You’re still an idiot if you buy this pass.

Here’s some hard truths about PAX. Especially now that EB Games is also involved: PAX is not done for alturistic reasons, and it’s not a theme park. It’s not Disneyland. It’s not Universal Studios. PAX is an event that the industry puts on exclusively for the opportunity to sell more stuff to consumers. Every company that has a booth there is using its marketing budget to pay for the booth, and there’s a reason for that. The entire event spins around rampant and unchecked consumerism, and while you could argue that those panels that PAX puts on as part of the show give it some kind of editorial content above and beyond the sales pitch and thus legitimise it as an event, even then, that editorial content is designed to get more feet through the door and more backsides on seats so that the people that pay PAX for booths can sell you their stuff.
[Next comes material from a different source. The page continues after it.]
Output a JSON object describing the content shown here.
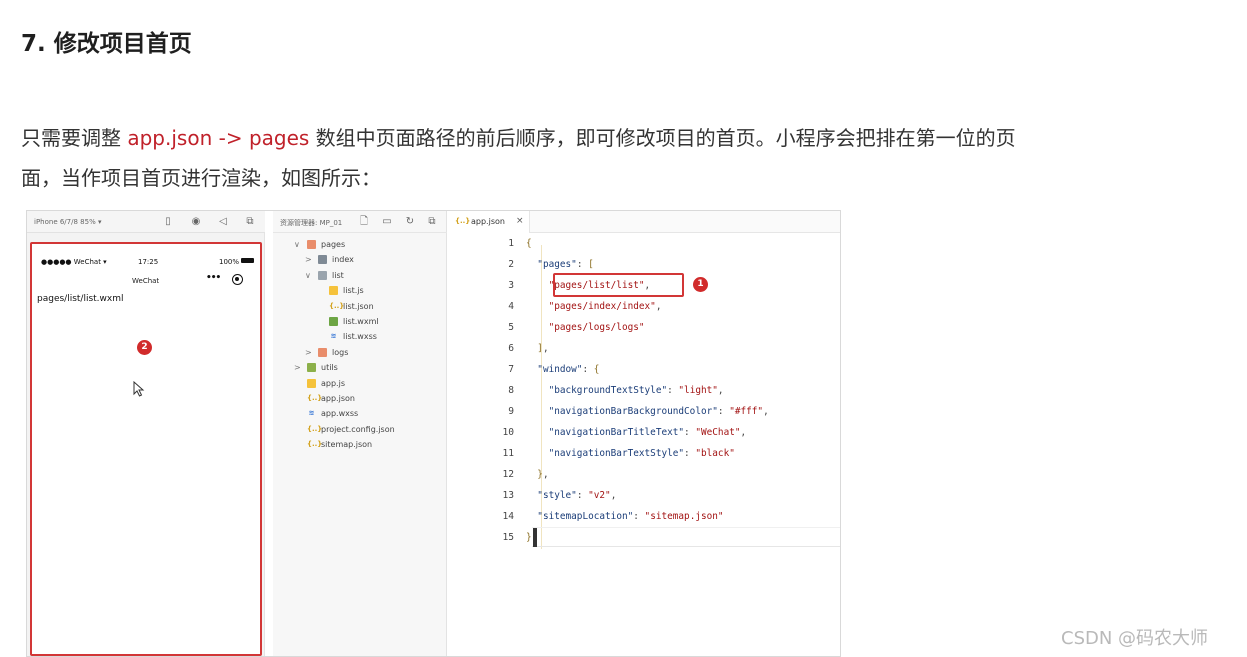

The only reason the panels exist is they help the booth holders sell more stuff.

Frankly, with that in mind, it’s an insult that PAX charges for attendance at all. It’s like if Facebook were to start charging for people to use it, when the company already gets its pound of flesh from consumers by selling their data to advertisers. It’s double dipping, and with PAX teaming up with EB Games, a retail organisation that exists exclusively to sell yet more stuff, the weighting towards consumerism is going to get even worse this year.

So, back to the assumption that this Ultimate Gamer pass also lets you jump queues for the demos. You’re nuts to think that’s good value, even if you get to play every single game on display a dozen times over the three day period. Why? Because you are paying money to play games that you’re going to buy in just a few months. You are paying money to have salespeople, via the demos, give you their sales pitch.

I understand paying money for the fast passes at proper theme parks, because a theme park is modelled around providing these experiences to people without the same commercial intent. Yeah, Disney wants every bit of cash you’ve ever earned, but you go to Disneyland, and that It’s A Small World Ride doesn’t have a sales booth set up at the end of the ride with the CD soundtrack. Ignore the dedicated shopping areas of those theme parks and you can have a delightful day where the hardest sell you’ll come across is which character mascot popcorn bucket you want. Last year when I went to Universal Studios in Osaka it was a choice between waiting in line for 3-4 hours for every single ride, or actually spending the day riding rides. The VR theme park in Shinjuku is still new enough that it doesn’t need fast passes (from memory), but if it did, I would understand that too, because VR Mario Kart isn’t something you’ll be doing in your lounge room any time soon.

But paying money to play a carefully constructed demo designed to make you want to pre-order a game is both offensively exploitative on the part of the publisher and PAX organising staff, and mind-blowingly stupid on the part of the consumer. And in the absence of anything else of genuine worth in what this Ultimate Gamer package is proposing, it just boggles the mind to know that the damn thing is still going to sell out.

There’s plenty to like about conventions like PAX, don’t get me wrong. I know every year half the people I follow and talk to on Twitter love the opportunity to head down there, catch up with friends, and share in the gaming hobby that we all love. I don’t begrudge PAX for what it is, and what it offers, but people need to call a spade a spade and recognise that they are paying money to hear the sales pitch of companies that want to flog you stuff. Within limits, it’s fine to pay PAX participate in that because of the benefits that the show does offer, but $499 is so far beyond that limit that it’s genuinely offensive.

So don’t be stupid. Don’t buy this pass.

– Matt S. 
Find me on Twitter: @digitallydownld

Please Support Me On Patreon!

This is the bio under which all legacy articles are published (as in the 12,000-odd, before we moved to the new Website and platform). This is not a member of the DDNet Team. Please see the article's text for byline attribution.

Previous Story

Stream: Dark Chronicle: My first play through

Next Story


Latest Articles